### EXERCISE INSTRUCTIONS
Scan the data below for the string "icon". Show every line where it turns up.

### MATERIAL PROVIDED
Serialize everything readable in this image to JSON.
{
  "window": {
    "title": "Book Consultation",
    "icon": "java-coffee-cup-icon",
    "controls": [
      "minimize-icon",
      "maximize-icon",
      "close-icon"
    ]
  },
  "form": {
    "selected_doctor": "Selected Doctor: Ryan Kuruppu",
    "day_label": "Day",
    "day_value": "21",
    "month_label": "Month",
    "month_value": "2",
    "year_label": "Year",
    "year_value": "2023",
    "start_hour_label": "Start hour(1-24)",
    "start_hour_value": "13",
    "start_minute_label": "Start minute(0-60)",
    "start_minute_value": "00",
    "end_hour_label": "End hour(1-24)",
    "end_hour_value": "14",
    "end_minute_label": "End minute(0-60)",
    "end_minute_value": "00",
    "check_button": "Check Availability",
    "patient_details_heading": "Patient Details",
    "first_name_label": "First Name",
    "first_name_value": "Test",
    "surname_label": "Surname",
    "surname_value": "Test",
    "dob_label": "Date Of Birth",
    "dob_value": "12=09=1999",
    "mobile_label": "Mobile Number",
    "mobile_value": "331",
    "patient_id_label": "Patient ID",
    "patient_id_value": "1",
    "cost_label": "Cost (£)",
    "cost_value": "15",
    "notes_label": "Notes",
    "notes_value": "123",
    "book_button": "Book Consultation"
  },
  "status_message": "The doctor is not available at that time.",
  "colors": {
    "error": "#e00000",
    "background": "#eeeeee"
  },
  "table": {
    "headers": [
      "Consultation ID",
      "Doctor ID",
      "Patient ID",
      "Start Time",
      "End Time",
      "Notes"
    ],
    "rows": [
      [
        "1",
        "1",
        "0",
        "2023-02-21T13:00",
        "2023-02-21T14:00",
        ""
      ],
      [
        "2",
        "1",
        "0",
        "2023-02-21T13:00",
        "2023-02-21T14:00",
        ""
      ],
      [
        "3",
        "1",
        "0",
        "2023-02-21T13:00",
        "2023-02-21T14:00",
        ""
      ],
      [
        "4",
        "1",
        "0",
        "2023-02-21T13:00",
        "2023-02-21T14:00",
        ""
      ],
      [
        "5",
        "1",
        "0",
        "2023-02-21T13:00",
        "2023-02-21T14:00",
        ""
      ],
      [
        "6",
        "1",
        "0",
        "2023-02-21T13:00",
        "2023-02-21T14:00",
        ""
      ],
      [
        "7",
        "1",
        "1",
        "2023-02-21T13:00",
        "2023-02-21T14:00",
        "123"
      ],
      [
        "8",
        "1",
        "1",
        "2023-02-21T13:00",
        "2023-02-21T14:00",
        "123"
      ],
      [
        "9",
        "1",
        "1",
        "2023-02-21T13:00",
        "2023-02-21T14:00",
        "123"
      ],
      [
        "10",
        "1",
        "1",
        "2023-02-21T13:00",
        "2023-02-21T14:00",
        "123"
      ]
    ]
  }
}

### RESULT OF THIS TASK
    "icon": "java-coffee-cup-icon",
      "minimize-icon",
      "maximize-icon",
      "close-icon"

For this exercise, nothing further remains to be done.